As much as college is a mission to obtain a degree, it is an opportunity for us to find ourselves. Nonetheless, what we often fail to take note of is that although in college we try to find ourselves, if we are lucky–or unlucky, depending upon how you see it–along the way may find someone else.
You often hear of people obtaining high school, undergraduate or even graduate degrees through online courses offered by a school or university. They obtain the same qualifications as someone who physically attended classes, paid full tuition and thoroughly took part in high school or university life. They go through the same course work, the same exams and the same stresses as their “not as advanced” peers. Recently, Stony Brook University announced that its online graduate program has moved up in the “U.S. News and World Report” rankings; it was at No. 25 in 2013 and recently jumped three spots to No. 22.
The list of possible guest speakers to come to Stony Brook University is out and the names are, to say the least, quite impressive. Among them are Dennis Rodman, NBA legend and “Diplomat to North Korea”; Michio Kaku, world-renowned theoretical physicist; Lil B, famous rapper; and Spike Lee, film director and producer. Each of these men will undoubtedly will share indispensable insight on topics ranging from politics to music to science, but nonetheless, to me, there are two that stand out for distinct reasons.
When you were a kid, Halloween was a time of trick-or-treating, dressing up as your favorite superhero or monster and just spending some quality time with the family. In college, however, it takes on whole new meaning for most students: party! Whether you are a promiscuous bunny or an eerie zombie, the bottom line is, because it is Halloween, you want to go out and have some fun. Here at Stony Brook, sadly, it is easier to say you are going to have fun than to actually do it. Having fun at Stony Brook is a chore.
No matter how we boil it down, it is extremely obvious that Stony Brook University is primarily a science school. Despite the University’s most sincere efforts to promote other academic concentrations, which are also among the most prestigious programs in the nation, the path that an overwhelming portion of the student body chooses is a physical or biological science. Out of the five most popular majors at our University, there are four science majors that consist of thousands of people. The numbers are somewhat staggering. The number of science majors presents obvious problems: extreme competition and running the risk of making the school seem one dimensional. So how does the school handle this overcrowding? It makes introductory level classes that are geared to make young minds want to quit and choose another career or major altogether.

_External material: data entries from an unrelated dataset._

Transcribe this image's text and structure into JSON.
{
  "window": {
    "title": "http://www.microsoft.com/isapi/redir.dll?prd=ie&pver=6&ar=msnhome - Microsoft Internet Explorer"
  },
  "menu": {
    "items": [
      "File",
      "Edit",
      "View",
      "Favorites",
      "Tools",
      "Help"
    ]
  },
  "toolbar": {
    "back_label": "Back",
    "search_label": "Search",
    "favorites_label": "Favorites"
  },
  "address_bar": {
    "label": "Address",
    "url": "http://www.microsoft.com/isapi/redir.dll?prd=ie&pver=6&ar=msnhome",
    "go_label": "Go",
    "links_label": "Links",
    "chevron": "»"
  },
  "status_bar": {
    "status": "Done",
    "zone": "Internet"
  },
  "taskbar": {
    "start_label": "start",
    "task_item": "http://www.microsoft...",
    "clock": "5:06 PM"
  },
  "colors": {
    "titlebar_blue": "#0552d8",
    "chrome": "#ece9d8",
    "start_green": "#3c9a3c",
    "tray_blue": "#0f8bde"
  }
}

The Stony Brook University campus is so vast and multidimensional that it is impossible for any force, no matter how powerful and resourceful, to monitor it in its entire at any given time. This realization brings me to the controversial question: are we safe on campus?
Before we enter college, we think of all the exciting things that we never had the opportunity, time, money, or resources to do in high school. We tell everyone we know that we are going to join this club and that club, play this sport and that sport and leave a lasting impact on the university and, even more importantly, our peers. Because we are already in college, specifically a top-tier one like Stony Brook, we have exceedingly high aspirations.